§ **Problem to solve**:
I'd like every line in the following listing that holds "false" copied.

[[ Given entries, beginning ]]

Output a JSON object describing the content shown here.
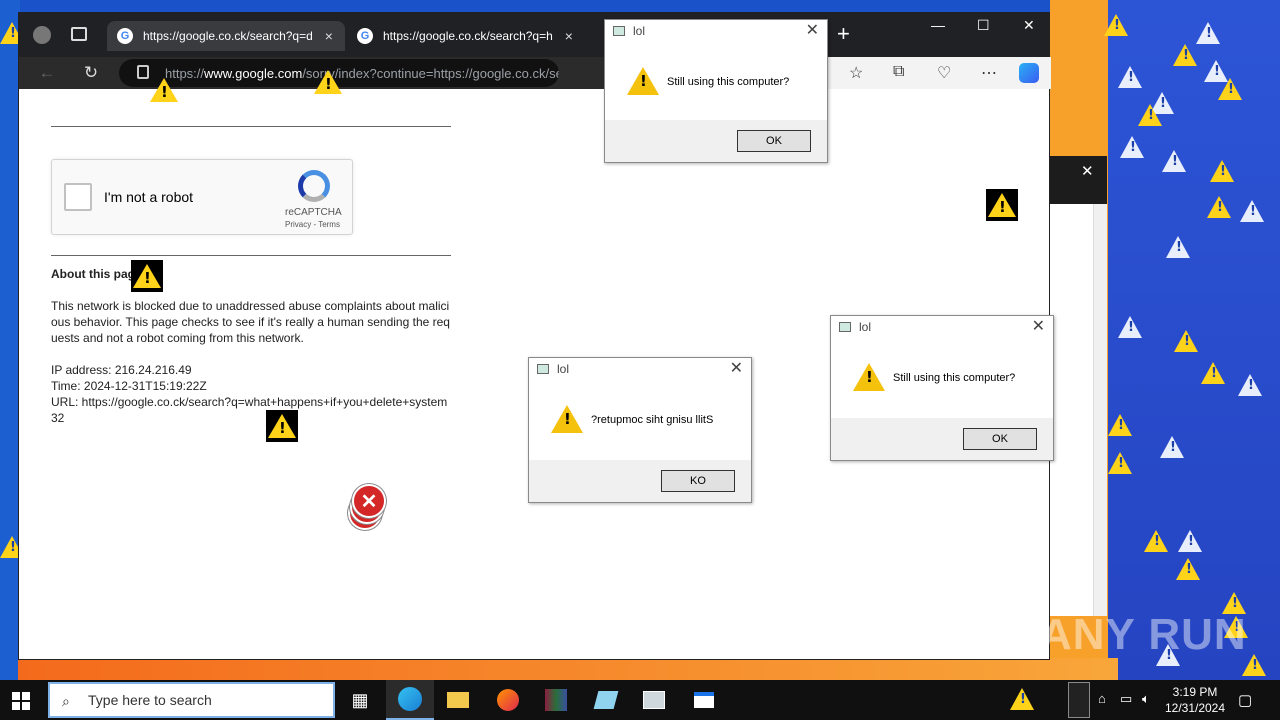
{
  "browser": {
    "tabs": [
      {
        "label": "https://google.co.ck/search?q=d",
        "close": "×"
      },
      {
        "label": "https://google.co.ck/search?q=h",
        "close": "×"
      }
    ],
    "new_tab": "+",
    "url_prefix": "https://",
    "url_domain": "www.google.com",
    "url_rest": "/sorry/index?continue=https://google.co.ck/sear",
    "window_controls": {
      "minimize": "—",
      "maximize": "☐",
      "close": "✕"
    }
  },
  "page": {
    "captcha": {
      "label": "I'm not a robot",
      "brand": "reCAPTCHA",
      "links": "Privacy - Terms"
    },
    "about_title": "About this page",
    "paragraph": "This network is blocked due to unaddressed abuse complaints about malicious behavior. This page checks to see if it's really a human sending the requests and not a robot coming from this network.",
    "ip": "IP address: 216.24.216.49",
    "time": "Time: 2024-12-31T15:19:22Z",
    "url": "URL: https://google.co.ck/search?q=what+happens+if+you+delete+system32"
  },
  "dialogs": [
    {
      "title": "lol",
      "message": "Still using this computer?",
      "button": "OK",
      "close": "✕"
    },
    {
      "title": "lol",
      "message": "?retupmoc siht gnisu llitS",
      "button": "KO",
      "close": "✕"
    },
    {
      "title": "lol",
      "message": "Still using this computer?",
      "button": "OK",
      "close": "✕"
    }
  ],
  "taskbar": {
    "search_placeholder": "Type here to search",
    "time": "3:19 PM",
    "date": "12/31/2024"
  },
  "watermark": "ANY RUN"
}
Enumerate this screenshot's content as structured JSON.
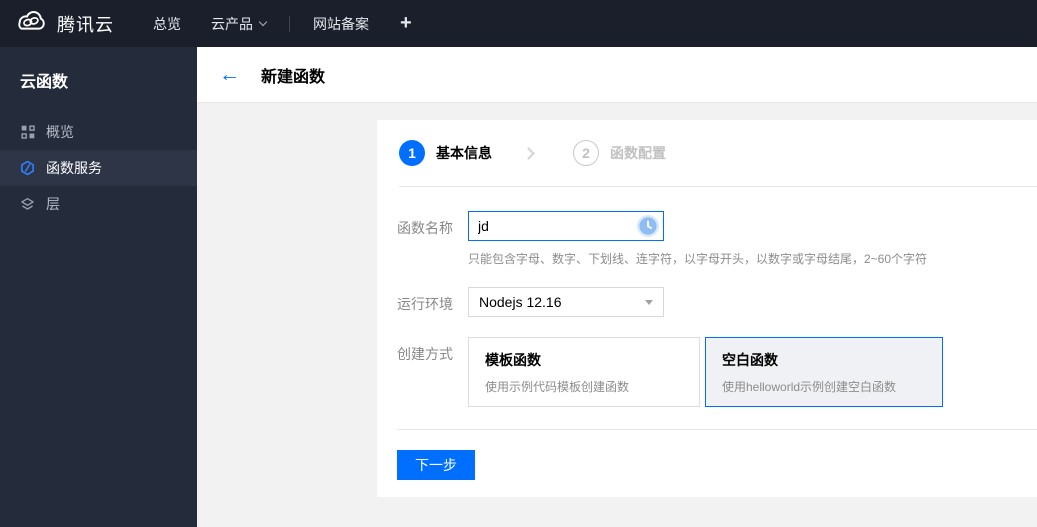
{
  "colors": {
    "accent": "#006eff",
    "chrome_dark": "#1a1f2b",
    "sidebar_dark": "#242b3a"
  },
  "topbar": {
    "brand": "腾讯云",
    "logo_icon": "cloud-icon",
    "nav": [
      {
        "label": "总览"
      },
      {
        "label": "云产品",
        "caret_icon": "chevron-down-icon"
      },
      {
        "label": "网站备案"
      }
    ],
    "plus": "+"
  },
  "sidebar": {
    "title": "云函数",
    "items": [
      {
        "label": "概览",
        "icon": "grid-icon",
        "selected": false
      },
      {
        "label": "函数服务",
        "icon": "scf-hexagon-icon",
        "selected": true
      },
      {
        "label": "层",
        "icon": "layers-icon",
        "selected": false
      }
    ]
  },
  "header": {
    "back": "←",
    "back_icon": "arrow-left-icon",
    "title": "新建函数"
  },
  "wizard": {
    "steps": [
      {
        "num": "1",
        "label": "基本信息",
        "active": true
      },
      {
        "num": "2",
        "label": "函数配置",
        "active": false
      }
    ],
    "separator_icon": "chevron-right-icon"
  },
  "form": {
    "name": {
      "label": "函数名称",
      "value": "jd",
      "trailing_icon": "clock-icon",
      "help": "只能包含字母、数字、下划线、连字符，以字母开头，以数字或字母结尾，2~60个字符"
    },
    "runtime": {
      "label": "运行环境",
      "value": "Nodejs 12.16",
      "caret_icon": "caret-down-icon"
    },
    "method": {
      "label": "创建方式",
      "options": [
        {
          "title": "模板函数",
          "desc": "使用示例代码模板创建函数",
          "selected": false
        },
        {
          "title": "空白函数",
          "desc": "使用helloworld示例创建空白函数",
          "selected": true
        }
      ]
    },
    "next_button": "下一步"
  }
}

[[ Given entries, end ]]

§ **Task output**:
        "selected": false
        "selected": false
        "active": false
          "selected": false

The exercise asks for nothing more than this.